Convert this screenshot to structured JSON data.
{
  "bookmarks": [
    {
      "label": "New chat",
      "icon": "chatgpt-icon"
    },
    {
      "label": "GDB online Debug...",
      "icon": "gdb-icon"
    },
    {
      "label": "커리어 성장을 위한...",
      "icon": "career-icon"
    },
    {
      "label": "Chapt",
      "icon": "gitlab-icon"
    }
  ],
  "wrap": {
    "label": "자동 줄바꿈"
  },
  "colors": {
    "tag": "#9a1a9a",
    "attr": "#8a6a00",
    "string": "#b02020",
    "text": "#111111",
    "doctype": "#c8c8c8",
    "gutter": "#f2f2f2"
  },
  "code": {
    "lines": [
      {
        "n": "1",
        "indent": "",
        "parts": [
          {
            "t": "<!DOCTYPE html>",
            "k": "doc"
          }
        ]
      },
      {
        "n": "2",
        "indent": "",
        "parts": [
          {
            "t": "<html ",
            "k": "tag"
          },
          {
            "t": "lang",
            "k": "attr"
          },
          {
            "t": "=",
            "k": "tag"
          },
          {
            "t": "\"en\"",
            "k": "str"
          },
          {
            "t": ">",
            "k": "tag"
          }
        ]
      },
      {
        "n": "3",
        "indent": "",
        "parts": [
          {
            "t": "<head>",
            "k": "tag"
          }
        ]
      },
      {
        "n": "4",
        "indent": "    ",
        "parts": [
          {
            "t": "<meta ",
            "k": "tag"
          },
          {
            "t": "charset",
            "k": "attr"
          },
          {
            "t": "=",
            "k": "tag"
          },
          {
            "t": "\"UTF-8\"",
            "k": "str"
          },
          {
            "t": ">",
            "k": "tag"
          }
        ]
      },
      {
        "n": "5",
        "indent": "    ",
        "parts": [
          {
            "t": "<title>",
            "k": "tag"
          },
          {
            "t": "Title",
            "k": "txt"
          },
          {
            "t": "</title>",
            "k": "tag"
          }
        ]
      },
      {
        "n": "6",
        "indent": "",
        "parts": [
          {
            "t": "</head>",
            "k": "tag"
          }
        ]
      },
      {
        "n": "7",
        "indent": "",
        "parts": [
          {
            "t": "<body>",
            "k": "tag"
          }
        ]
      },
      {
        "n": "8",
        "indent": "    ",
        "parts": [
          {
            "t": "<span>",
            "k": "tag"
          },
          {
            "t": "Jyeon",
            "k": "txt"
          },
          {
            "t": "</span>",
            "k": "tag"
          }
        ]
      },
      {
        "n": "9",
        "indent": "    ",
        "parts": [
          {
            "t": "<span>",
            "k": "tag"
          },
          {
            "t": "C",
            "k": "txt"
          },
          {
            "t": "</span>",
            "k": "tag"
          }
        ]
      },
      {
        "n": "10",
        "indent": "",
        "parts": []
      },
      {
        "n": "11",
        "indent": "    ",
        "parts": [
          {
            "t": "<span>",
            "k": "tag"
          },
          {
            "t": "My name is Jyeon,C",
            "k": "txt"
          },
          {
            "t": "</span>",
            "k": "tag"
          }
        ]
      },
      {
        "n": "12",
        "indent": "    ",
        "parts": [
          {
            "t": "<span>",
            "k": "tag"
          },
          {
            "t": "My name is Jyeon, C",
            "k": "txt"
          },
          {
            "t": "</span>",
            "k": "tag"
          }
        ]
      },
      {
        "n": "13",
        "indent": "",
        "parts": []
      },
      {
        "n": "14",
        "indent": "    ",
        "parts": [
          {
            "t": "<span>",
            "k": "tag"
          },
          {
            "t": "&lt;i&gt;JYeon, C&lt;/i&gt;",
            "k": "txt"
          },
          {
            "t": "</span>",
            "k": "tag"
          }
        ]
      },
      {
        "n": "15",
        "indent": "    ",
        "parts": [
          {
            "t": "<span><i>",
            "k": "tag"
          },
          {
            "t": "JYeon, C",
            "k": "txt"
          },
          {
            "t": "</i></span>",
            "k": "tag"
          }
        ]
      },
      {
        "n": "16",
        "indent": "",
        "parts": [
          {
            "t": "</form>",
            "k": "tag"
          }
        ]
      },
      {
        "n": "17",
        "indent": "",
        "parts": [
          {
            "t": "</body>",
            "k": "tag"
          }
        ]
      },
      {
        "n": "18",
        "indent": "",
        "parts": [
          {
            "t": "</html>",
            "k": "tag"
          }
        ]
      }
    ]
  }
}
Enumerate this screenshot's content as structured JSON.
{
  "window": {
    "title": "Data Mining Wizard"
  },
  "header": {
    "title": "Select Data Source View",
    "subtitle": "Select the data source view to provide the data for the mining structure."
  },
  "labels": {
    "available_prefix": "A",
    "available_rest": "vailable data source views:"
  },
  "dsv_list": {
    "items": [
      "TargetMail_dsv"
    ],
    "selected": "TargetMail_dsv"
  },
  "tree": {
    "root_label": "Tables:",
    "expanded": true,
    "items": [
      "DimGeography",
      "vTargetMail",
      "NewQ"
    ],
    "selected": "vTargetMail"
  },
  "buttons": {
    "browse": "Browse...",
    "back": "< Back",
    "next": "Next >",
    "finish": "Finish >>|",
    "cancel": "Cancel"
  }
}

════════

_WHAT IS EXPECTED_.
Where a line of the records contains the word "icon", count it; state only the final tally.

_REPLY_.
4